* WORK REQUIRED *
Please report every line in the material below where the word "object" is found.

:: AVAILABLE DATA ::

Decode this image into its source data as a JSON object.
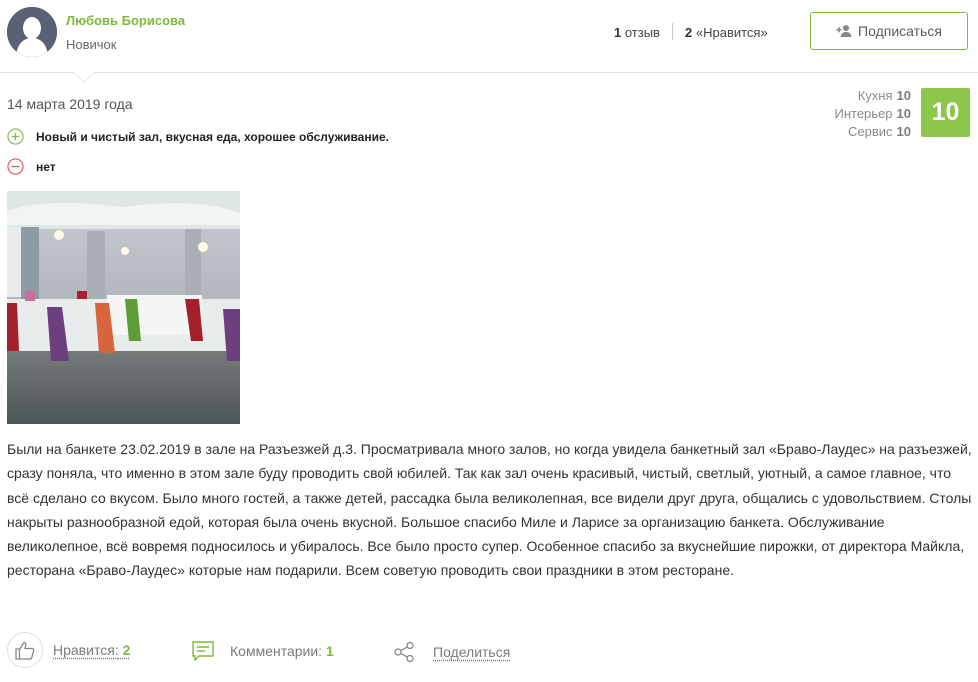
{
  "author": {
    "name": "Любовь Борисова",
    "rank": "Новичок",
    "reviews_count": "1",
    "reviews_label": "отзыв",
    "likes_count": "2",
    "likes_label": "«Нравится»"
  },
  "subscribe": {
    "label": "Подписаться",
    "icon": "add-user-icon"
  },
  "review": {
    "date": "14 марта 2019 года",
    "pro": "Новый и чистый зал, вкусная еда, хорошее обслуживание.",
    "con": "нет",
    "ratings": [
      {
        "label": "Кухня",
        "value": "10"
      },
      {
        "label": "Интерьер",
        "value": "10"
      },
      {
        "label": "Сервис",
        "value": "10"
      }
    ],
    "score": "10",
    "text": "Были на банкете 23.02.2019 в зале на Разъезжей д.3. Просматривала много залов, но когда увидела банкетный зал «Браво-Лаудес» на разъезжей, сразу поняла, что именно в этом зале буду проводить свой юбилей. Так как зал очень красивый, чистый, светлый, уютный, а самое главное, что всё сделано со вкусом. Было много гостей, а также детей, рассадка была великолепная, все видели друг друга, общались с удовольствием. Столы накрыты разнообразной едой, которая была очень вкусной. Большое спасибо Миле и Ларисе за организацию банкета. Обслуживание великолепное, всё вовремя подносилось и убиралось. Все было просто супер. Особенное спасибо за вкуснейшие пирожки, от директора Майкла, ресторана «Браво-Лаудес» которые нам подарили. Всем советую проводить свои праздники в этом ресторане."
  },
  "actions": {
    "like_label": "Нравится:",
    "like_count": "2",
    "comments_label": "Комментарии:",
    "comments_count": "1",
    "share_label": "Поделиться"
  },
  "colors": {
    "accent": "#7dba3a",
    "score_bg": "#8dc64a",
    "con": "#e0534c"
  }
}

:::
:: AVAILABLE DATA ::

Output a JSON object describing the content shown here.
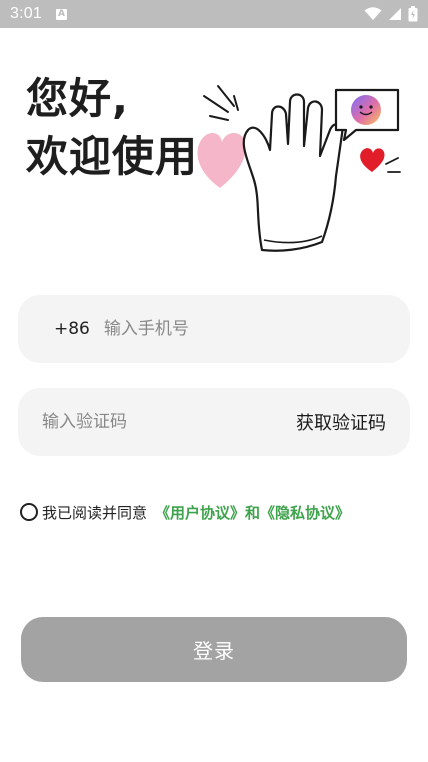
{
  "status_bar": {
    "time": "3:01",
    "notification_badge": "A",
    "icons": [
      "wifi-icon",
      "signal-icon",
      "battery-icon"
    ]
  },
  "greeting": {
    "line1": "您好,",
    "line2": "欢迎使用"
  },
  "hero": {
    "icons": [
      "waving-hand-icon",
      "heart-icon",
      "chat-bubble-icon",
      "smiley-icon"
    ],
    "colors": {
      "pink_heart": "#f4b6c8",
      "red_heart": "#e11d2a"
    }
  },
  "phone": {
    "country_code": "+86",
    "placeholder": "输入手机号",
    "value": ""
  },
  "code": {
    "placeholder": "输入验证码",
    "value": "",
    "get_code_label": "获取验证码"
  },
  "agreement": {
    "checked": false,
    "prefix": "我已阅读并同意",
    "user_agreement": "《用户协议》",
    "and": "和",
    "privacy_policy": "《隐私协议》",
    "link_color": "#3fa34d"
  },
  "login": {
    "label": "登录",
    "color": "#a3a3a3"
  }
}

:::

* THE COMPLETED TASK *
Decode this image into its source data as a JSON object.
Output a JSON object describing the content shown here.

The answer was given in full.